Family Trusts and CorporationsOctober 24, 2007
Matt is a 25-year old roofer who has his own roofing company. Living and working in Medicine Hat, times are good. The housing business is booming and as a result, there is more work available than Matt’s small business can do. Matt has two other employees working for him, and could probably hire a few more. Matt’s objective is to earn as much money as possible while this boom lasts.
Matt wonders if there is anything else he could do for his business. I suggest he visit with his accountant and me to talk about running his business through a corporation.
A corporation in law is a legal person separate from the shareholders who own the corporation. Corporations are taxed differently from individuals and have their own responsibilities separate from the shareholders.
There may be many advantages for Matt to incorporate his business. A discussion with his accountant will reveal the potential tax advantages to incorporating his business. His accountant may discuss things such as write-offs, dividends, active business income and estate freezing.

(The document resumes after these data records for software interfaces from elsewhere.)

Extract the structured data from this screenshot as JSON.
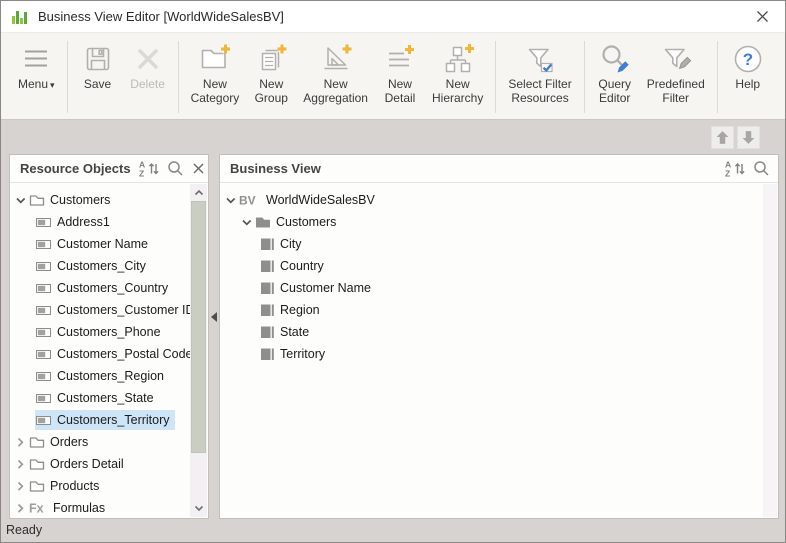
{
  "window": {
    "title": "Business View Editor [WorldWideSalesBV]"
  },
  "toolbar": {
    "groups": [
      [
        {
          "id": "menu",
          "lines": [
            "Menu"
          ],
          "icon": "menu-icon",
          "dropdown": true
        }
      ],
      [
        {
          "id": "save",
          "lines": [
            "Save"
          ],
          "icon": "save-icon"
        },
        {
          "id": "delete",
          "lines": [
            "Delete"
          ],
          "icon": "delete-icon",
          "disabled": true
        }
      ],
      [
        {
          "id": "new-category",
          "lines": [
            "New",
            "Category"
          ],
          "icon": "new-category-icon"
        },
        {
          "id": "new-group",
          "lines": [
            "New",
            "Group"
          ],
          "icon": "new-group-icon"
        },
        {
          "id": "new-aggregation",
          "lines": [
            "New",
            "Aggregation"
          ],
          "icon": "new-aggregation-icon"
        },
        {
          "id": "new-detail",
          "lines": [
            "New",
            "Detail"
          ],
          "icon": "new-detail-icon"
        },
        {
          "id": "new-hierarchy",
          "lines": [
            "New",
            "Hierarchy"
          ],
          "icon": "new-hierarchy-icon"
        }
      ],
      [
        {
          "id": "select-filter-resources",
          "lines": [
            "Select Filter",
            "Resources"
          ],
          "icon": "select-filter-icon"
        }
      ],
      [
        {
          "id": "query-editor",
          "lines": [
            "Query",
            "Editor"
          ],
          "icon": "query-editor-icon"
        },
        {
          "id": "predefined-filter",
          "lines": [
            "Predefined",
            "Filter"
          ],
          "icon": "predefined-filter-icon"
        }
      ],
      [
        {
          "id": "help",
          "lines": [
            "Help"
          ],
          "icon": "help-icon"
        }
      ]
    ]
  },
  "nav_buttons": {
    "up": "up-arrow-icon",
    "down": "down-arrow-icon"
  },
  "left_panel": {
    "title": "Resource Objects",
    "header_icons": [
      "az-sort-icon",
      "search-icon",
      "close-icon"
    ],
    "tree": [
      {
        "label": "Customers",
        "icon": "folder-open-icon",
        "chevron": "down",
        "level": 0
      },
      {
        "label": "Address1",
        "icon": "field-icon",
        "level": 1
      },
      {
        "label": "Customer Name",
        "icon": "field-icon",
        "level": 1
      },
      {
        "label": "Customers_City",
        "icon": "field-icon",
        "level": 1
      },
      {
        "label": "Customers_Country",
        "icon": "field-icon",
        "level": 1
      },
      {
        "label": "Customers_Customer ID",
        "icon": "field-icon",
        "level": 1
      },
      {
        "label": "Customers_Phone",
        "icon": "field-icon",
        "level": 1
      },
      {
        "label": "Customers_Postal Code",
        "icon": "field-icon",
        "level": 1
      },
      {
        "label": "Customers_Region",
        "icon": "field-icon",
        "level": 1
      },
      {
        "label": "Customers_State",
        "icon": "field-icon",
        "level": 1
      },
      {
        "label": "Customers_Territory",
        "icon": "field-icon",
        "level": 1,
        "selected": true
      },
      {
        "label": "Orders",
        "icon": "folder-closed-icon",
        "chevron": "right",
        "level": 0
      },
      {
        "label": "Orders Detail",
        "icon": "folder-closed-icon",
        "chevron": "right",
        "level": 0
      },
      {
        "label": "Products",
        "icon": "folder-closed-icon",
        "chevron": "right",
        "level": 0
      },
      {
        "label": "Formulas",
        "icon": "formula-icon",
        "chevron": "right",
        "level": 0
      }
    ]
  },
  "right_panel": {
    "title": "Business View",
    "header_icons": [
      "az-sort-icon",
      "search-icon"
    ],
    "tree": [
      {
        "label": "WorldWideSalesBV",
        "icon": "business-view-icon",
        "chevron": "down",
        "level": 0
      },
      {
        "label": "Customers",
        "icon": "group-folder-icon",
        "chevron": "down",
        "level": 1
      },
      {
        "label": "City",
        "icon": "detail-object-icon",
        "level": 2
      },
      {
        "label": "Country",
        "icon": "detail-object-icon",
        "level": 2
      },
      {
        "label": "Customer Name",
        "icon": "detail-object-icon",
        "level": 2
      },
      {
        "label": "Region",
        "icon": "detail-object-icon",
        "level": 2
      },
      {
        "label": "State",
        "icon": "detail-object-icon",
        "level": 2
      },
      {
        "label": "Territory",
        "icon": "detail-object-icon",
        "level": 2
      }
    ]
  },
  "statusbar": {
    "text": "Ready"
  },
  "colors": {
    "selection": "#cde5f7",
    "accent_yellow": "#f2b63c",
    "accent_blue": "#3d7fd0",
    "icon_gray": "#b2b0ad",
    "dark_gray": "#8f8d8a",
    "logo_green_light": "#8dc63f",
    "logo_green_dark": "#5aa83c"
  }
}
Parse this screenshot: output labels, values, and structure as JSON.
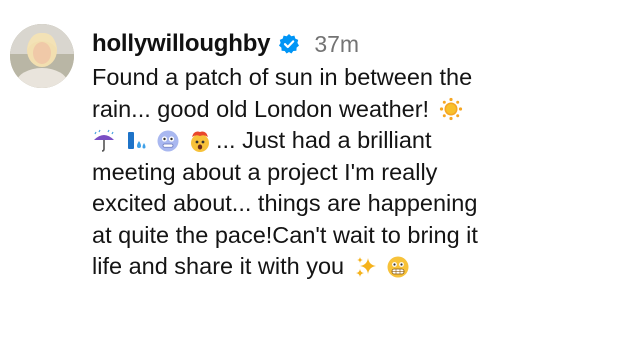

I will discuss the principle of limited liability. This means the corporation’s responsibilities for its actions are generally separate and apart from the responsibilities of the individual shareholders and directors. As a result, generally the individual shareholders are not personally responsible for anything the corporation does.
Example No. 1: If a corporation defaults on a loan, the individual shareholders are not responsible for that loan unless they have co-signed or guaranteed the loan.
Example No. 2: If a leak occurred through a roof after shingling a house that caused water damage to the house, unless Matt’s business was incorporated, Matt would be personally responsible for the cost of repairs. If Matt’s business was incorporated, then generally only his corporation would be responsible for the damage.
Matt has now met with his accountant and me and has decided to run his business through a corporation. He instructs me to set up the corporation for him. In doing so, Matt needs to decide a few things.
First, does Matt want to use a name for his corporation? If he does, I check to see if that name is available, and if it is, Matt may use it.
Matt may decide he does not want the extra cost of getting a name, and so decides to use a numbered company, such as 123456 Alberta Ltd.
Second, Matt needs to decide who the shareholders are and what types of shares will the shareholders own. For example, shareholders who have a say in what the company does have voting rights. Other shareholders may be silent partners and they will not have any voting rights.
Once everything is in order, Matt meets with me, signs the necessary documents and voila! – his business is now a corporation.
The boom continues in Medicine Hat and Matt’s business, now incorporated, does extremely well.
The setting up of the company seems simple enough, however, the actual procedure and considerations made by the lawyer and accountant are a bit more complicated. If you are interested in setting up a corporation for your business, I suggest you do meet with your accountant and lawyer to see if it is appropriate for you to run your business through a corporation and if so, what is the best way to set that corporation up.